What is a Top-Down Sales Strategy?

In one sentence, it’s a methodology and set of principles that evolve from the very top of an organization that filters down to all those within the business. Top-down is extremely popular with larger organizations with a big workforce, forms the backbone of many objective and KPI sales planning processes. Accountability should lie within the hands of the decision-makers and department heads. These top-down “rules of engagement” tend to be universal, whether you work in sales, marketing, IT, or HR.

What is the Top-down Approach in the Context of Sales Planning?

The answer is simple; your sales team will need to follow the instructions and orders of those within the higher echelons of the organization. There is an acceptance that decision-making is kept among the few and adhered to by the many. Sales leaders will set the territories, quotas, and objectives that align with the business’ wider KPIs, rather than looking in granular detail at the ability and track record of individual salespeople. Every tactic, whether it’s a waterfall or trickle, is part of the decision cascade generated at the top.

The obvious drawback of the top-down is that when it comes to quota allocations, the previous performance of a team or the individuals is of little consequence. And any past performances or sales records have hardly any bearing on the actions of the decision-makers. This can make many sales teams feel disenfranchised, demotivated and disengaged. A top-down approach starts with a quota and works its way down to what’s necessary to achieve that number. The expectations of high-level executives can be out of kilter with reality, putting unrealistic pressure on those at the sharp end of sales negotiations.

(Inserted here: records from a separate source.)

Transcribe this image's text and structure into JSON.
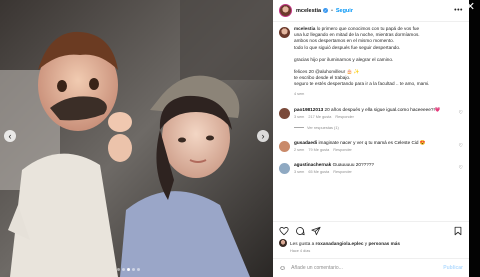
{
  "modal": {
    "close_glyph": "✕"
  },
  "post": {
    "username": "mcelestia",
    "verified_glyph": "✓",
    "separator": "•",
    "follow_label": "Seguir",
    "more_glyph": "•••"
  },
  "media": {
    "prev_glyph": "‹",
    "next_glyph": "›",
    "dot_count": 5,
    "active_dot": 2
  },
  "caption": {
    "username": "mcelestia",
    "lines": [
      "lo primero que conocimos con tu papá de vos fue",
      "una luz llegando en mitad de la noche, mientras dormíamos.",
      "ambos nos despertamos en el mismo momento.",
      "todo lo que siguió después fue seguir despertando.",
      "",
      "gracias hijo por iluminarnos y alegrar el camino.",
      "",
      "felices 20 @aluhorvilleur 🎂 ✨",
      "te escribo desde el trabajo.",
      "seguro te estés despertando para ir a la facultad .. te amo, mami."
    ],
    "time": "4 sem"
  },
  "comments": [
    {
      "username": "pao19812013",
      "text": "20 años después y ella sigue igual.como haceeeee?!💗",
      "time": "3 sem",
      "likes": "217 Me gusta",
      "reply": "Responder",
      "view_replies": "Ver respuestas (1)",
      "avatar_color": "#7a4a3a"
    },
    {
      "username": "gusadaedi",
      "text": "imaginate nacer y ver q tu mamá es Celeste Cid 😍",
      "time": "2 sem",
      "likes": "79 Me gusta",
      "reply": "Responder",
      "avatar_color": "#c98a6a"
    },
    {
      "username": "agustinachernak",
      "text": "Guauuuuu 20?????",
      "time": "3 sem",
      "likes": "65 Me gusta",
      "reply": "Responder",
      "avatar_color": "#8fa9c2"
    }
  ],
  "actions": {
    "heart_icon": "heart-icon",
    "comment_icon": "comment-icon",
    "share_icon": "share-icon",
    "bookmark_icon": "bookmark-icon"
  },
  "likes": {
    "prefix": "Les gusta a ",
    "user": "roxanadangiola.eplec",
    "suffix": " y ",
    "others": "personas más"
  },
  "post_time": "Hace 4 días",
  "add_comment": {
    "emoji_glyph": "☺",
    "placeholder": "Añade un comentario...",
    "publish_label": "Publicar"
  }
}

It’s worth calling out how this top-down approach plays out from an external perspective. If you’re coming at this as a sales professional trying to make inroads into this type of organization, that means making a connection with a real person of influence. If you establish this connection and build a relationship, then you’re likely to secure a strong contract and account, selling plenty of products on numerous occasions. And if you know how difficult it can be working this way in your own organization, you’ll have some idea of how tricky it may be when dealing with a different top-down company.

What is a Bottom-up Approach?

A bottom-up approach within the context of territory and quota planning turns all the above on its sales strategy head. Sales managers and their teams use their own insight and experience when setting territories and allocating quotas. The very people that are out at the sharp end can contribute their knowledge, and historic data reflecting past campaigns has its place in the present and future. The bottom-up approach can be seen as much more democratic and holistic.

By considering more localized issues and aspects, there is room to plan territories around factors such as the age and economics of an area. And when used in tandem with TQP software, there is very little room for coverage gaps. Top-down thinking and planning are very much “bigger picture”, so these elements can be overlooked. Bottom-up also gives your sales team more autonomy and control—they can be an ongoing part of discussions over whether a territory is performing or needs rethinking — which keeps them both focused and motivated.

With this grassroots way of working, there is clearer and more realistic sense of what revenue a sales rep can generate, or how many closes they are likely to achieve. However, as democratized and fair as top-down sounds, it’s not always the best solution for every TQP situation. Whereas with top-down the salespeople can feel isolated, with bottom-up it’s a reversal. The department heads may feel isolated from the core sales business, and if they have stakeholders to answer to, they may well prefer to take back the strategic reins.

Making the Best Sales Planning Choice for Your Business

If you’re in the business of selling and using territory and quota planning strategies, there is no one answer. Depending on the scale of the sales campaign and its impact on wider business objectives, you’ll repeatedly need to make an informed choice between these two methodologies. But you don’t have to rely on instinct alone. Looking at this more holistically, much of your top-down or bottom-up decision will hinge on what type of product you’re selling and where you are planning on offering it. By using territory and quota planning software, such as the solution offered by Varicent, you can apply and adjust the metrics, market research, and sales teams so your planning approach is always on point and profitable.